Newspapers often enough publish graphs which give wrong impressions on what the numbers behind the diagram actually mean. The usual culprit is a y-axis which does not start with 0, thus visually inflating any trend/changes in the data.
This week I stumbled upon something else:
The article was all about “Do we have to expect more extreme weather in the future thanks to global warming?”. The expert they interviewed kind of rejected the premise that we can deduce anything from one year’s weather. But they wanted to have a scary graph in the article, so they came up with this one.
So what’s wrong?
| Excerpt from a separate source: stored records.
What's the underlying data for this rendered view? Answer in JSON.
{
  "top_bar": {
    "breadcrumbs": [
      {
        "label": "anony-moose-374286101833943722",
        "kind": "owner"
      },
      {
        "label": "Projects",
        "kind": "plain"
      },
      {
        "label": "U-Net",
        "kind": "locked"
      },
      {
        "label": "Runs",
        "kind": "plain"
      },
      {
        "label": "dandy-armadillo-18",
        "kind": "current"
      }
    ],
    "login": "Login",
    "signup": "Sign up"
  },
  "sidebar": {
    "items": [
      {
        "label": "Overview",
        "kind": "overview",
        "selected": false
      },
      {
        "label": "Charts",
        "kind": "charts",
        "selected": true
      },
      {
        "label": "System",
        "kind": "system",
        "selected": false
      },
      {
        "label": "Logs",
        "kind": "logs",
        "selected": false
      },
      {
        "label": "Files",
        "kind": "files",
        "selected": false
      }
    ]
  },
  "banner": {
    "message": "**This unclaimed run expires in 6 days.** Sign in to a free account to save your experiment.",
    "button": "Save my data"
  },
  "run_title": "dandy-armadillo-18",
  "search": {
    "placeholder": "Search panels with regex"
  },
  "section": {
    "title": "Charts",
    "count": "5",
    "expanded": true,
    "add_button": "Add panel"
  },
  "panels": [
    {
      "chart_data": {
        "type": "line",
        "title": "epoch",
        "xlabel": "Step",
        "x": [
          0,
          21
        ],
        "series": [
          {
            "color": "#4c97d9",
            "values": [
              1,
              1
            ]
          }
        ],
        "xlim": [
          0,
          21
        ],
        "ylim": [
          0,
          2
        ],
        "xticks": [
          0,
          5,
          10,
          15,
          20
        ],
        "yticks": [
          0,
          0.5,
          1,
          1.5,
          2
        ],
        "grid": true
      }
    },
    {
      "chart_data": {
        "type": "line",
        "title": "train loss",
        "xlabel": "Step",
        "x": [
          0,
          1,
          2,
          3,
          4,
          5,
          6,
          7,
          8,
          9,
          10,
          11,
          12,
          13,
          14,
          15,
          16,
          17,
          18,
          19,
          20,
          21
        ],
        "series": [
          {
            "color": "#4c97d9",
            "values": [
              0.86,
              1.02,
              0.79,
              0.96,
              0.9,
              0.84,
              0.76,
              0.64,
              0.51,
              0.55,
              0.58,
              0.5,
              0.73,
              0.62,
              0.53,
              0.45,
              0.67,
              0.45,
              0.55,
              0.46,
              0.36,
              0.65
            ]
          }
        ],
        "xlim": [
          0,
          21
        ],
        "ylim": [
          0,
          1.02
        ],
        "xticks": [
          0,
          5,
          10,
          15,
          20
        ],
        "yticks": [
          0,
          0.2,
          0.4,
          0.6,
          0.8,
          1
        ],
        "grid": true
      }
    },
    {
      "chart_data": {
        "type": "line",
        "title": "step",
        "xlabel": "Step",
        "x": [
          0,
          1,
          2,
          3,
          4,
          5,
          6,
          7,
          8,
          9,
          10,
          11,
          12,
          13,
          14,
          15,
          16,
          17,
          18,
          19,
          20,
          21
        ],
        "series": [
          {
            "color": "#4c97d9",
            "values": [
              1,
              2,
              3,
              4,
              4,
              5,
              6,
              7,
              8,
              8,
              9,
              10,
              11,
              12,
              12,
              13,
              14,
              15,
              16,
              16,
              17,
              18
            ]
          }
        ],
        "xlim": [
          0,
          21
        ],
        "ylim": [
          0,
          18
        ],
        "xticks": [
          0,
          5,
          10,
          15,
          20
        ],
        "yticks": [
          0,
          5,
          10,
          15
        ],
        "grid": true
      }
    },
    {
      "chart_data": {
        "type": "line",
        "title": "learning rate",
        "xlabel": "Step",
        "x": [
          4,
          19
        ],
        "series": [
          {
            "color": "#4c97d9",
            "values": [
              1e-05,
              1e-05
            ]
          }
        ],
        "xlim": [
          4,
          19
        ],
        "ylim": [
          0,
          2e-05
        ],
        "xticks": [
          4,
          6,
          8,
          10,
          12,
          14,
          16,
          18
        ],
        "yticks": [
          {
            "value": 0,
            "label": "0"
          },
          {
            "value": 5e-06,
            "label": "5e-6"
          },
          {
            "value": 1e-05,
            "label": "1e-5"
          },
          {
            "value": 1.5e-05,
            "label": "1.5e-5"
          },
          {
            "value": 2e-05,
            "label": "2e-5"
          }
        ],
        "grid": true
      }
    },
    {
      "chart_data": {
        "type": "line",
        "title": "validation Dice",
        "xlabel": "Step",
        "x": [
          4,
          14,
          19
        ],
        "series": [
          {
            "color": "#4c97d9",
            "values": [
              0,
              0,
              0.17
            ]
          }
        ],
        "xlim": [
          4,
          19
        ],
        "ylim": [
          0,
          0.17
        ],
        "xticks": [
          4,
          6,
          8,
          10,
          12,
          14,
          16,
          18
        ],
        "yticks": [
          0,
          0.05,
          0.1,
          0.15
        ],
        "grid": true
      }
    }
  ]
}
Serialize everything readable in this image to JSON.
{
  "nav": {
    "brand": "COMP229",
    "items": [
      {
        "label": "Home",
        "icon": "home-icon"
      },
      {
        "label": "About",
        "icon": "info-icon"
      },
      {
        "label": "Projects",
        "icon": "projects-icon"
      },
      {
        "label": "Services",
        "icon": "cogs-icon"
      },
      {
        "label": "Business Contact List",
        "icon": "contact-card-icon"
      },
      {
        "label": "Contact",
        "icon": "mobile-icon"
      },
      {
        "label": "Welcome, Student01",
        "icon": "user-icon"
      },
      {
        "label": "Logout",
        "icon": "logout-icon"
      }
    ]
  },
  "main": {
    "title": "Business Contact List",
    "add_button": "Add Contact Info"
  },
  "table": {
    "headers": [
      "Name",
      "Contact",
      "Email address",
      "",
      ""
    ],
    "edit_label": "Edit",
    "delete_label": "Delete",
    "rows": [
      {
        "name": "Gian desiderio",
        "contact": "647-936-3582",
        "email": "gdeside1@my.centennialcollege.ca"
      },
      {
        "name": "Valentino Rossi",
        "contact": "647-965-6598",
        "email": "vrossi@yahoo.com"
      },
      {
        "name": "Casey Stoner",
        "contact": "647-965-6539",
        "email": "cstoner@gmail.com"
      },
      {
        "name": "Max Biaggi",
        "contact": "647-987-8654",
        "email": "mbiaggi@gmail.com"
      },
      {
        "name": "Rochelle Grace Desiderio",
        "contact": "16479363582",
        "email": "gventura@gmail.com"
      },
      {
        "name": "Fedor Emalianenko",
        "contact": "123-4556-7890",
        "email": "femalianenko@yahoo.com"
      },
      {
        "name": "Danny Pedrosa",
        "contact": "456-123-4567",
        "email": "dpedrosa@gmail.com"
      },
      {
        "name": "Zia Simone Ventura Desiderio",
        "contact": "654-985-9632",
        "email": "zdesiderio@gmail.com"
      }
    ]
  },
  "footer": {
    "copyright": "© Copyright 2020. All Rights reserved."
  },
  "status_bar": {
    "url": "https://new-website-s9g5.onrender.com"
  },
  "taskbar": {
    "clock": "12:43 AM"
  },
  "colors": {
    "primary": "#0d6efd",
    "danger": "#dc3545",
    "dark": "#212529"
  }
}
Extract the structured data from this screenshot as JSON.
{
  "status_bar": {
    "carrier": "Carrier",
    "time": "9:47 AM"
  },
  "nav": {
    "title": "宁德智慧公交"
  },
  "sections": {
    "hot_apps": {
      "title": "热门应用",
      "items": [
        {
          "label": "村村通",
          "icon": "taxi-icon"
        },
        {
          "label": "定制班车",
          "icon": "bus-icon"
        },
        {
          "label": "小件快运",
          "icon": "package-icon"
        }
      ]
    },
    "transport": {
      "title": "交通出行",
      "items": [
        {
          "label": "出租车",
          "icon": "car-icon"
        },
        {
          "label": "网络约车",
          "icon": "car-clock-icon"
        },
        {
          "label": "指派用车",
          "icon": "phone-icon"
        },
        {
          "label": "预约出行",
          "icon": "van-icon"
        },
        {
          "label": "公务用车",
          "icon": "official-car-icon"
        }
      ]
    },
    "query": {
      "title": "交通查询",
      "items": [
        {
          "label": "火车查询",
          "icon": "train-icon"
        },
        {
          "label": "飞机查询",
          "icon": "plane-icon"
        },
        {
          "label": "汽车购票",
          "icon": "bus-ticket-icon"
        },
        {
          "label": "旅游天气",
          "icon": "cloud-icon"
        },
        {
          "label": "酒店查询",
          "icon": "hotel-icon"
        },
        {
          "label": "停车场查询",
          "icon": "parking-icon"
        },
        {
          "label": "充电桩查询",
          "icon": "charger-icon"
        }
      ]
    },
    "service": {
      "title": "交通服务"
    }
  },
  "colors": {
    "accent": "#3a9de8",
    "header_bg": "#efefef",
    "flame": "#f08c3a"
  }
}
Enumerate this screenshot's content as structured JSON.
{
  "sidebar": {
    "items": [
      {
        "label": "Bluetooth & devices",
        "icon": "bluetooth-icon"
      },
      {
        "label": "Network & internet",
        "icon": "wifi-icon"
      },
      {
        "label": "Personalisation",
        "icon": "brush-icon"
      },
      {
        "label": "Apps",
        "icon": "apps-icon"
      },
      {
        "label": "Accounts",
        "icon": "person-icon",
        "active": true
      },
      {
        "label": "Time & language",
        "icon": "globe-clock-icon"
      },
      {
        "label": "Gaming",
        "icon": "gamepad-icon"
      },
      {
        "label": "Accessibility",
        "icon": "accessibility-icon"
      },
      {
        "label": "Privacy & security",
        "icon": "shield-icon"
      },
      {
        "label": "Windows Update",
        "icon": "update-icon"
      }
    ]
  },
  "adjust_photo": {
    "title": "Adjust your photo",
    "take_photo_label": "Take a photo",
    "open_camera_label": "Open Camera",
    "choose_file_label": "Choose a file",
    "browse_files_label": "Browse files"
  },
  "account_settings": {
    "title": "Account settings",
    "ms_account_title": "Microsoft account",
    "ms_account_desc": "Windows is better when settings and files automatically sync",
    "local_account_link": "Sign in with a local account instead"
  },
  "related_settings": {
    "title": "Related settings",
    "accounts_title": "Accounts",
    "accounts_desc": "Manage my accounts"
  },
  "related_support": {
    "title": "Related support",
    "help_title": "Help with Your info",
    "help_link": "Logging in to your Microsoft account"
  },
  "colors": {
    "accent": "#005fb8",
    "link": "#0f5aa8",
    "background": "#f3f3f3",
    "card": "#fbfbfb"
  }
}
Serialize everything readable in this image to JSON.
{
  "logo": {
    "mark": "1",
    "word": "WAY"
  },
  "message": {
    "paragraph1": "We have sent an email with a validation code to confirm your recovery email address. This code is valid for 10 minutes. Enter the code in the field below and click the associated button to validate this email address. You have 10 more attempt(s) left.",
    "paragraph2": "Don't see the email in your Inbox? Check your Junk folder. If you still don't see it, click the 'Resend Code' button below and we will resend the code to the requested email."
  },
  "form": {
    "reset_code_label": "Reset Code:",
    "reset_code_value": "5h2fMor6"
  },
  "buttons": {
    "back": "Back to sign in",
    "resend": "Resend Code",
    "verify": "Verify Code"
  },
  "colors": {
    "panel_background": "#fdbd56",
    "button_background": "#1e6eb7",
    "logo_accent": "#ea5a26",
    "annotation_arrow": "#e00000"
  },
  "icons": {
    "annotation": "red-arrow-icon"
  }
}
If you compare the temperature and precipitation graphs of one year with the long-term averages, then it’s almost a given that the current year will look more extreme than the averages.
The comparison might make sense if you argue that 2009 is colder/warmer/wetter/dryer than the average year, but for comparing weather variance, this is completely worthless.